The attack occurred in Rovezzano, just outside of the city of Florence, with investigators believing three fires were started using a flammable liquid, Il Giornale reports.Investigators believe that far-left anarchists may be behind the attack due to similarities to another attack on rail infrastructure that occurred in 2014, not far from Rovezzano.Furthermore, the date of the attack lines up with the date of the judgement in a bombing case from 2017 in which anarchist extremists bombed a book shop in Florence linked to the far-right Casapound group.
The blast ended up injuring police officer Mario Vece who lost a hand due to the incident after trying to secure the area.
Prosecutors in the railway sabotage case said this week that the perpetrators were “terrorists” and that it was an “act of war”.Thirty-nine anarchist extremists were found guilty on Monday in connection with the bombing, receiving sentences between 10 months and nine years.
A website linked to Italy’s anarchist scene also commented on the alleged act of sabotage asking if the incident was “a coincidence? A ‘cowardly provocation’? Or, more simply and humanly, a gesture of love and anger?” Investigators say they have not ruled the message out as a claim of responsibility.Populist interior minister Matteo Salvini commented don the case saying: “They deserve years in jail, given that they have blocked Italy and ruined the day for many Italians. This afternoon I will be in Rovezzano to assess the situation.”
Salvini added that he would look to see if there were any links between the case and anti-TAV [a train tunnel between Italy and France] protesters who had attacked police in recent days.Far-left Antifa anarchists have also targetted Salvini’s League party in the past with Spanish anarchist Juan Antonio Sorroche Fernandez being arrested in May in connection to the bombing of a League office in Treviso that occurred in August last year.

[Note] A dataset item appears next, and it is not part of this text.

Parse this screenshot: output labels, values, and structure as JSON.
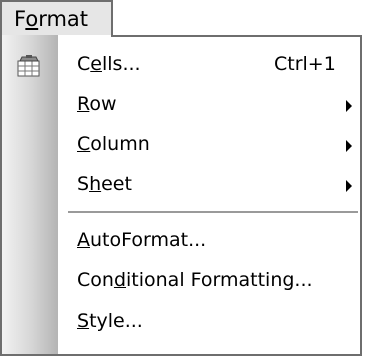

Antifa groups in other countries, which as Germany, have also engaged in infrastructure sabotage, creating terror manuals such as the infamous “Prisma” document that teaches members how to sabotage electrical grids and other pieces of infrastructure.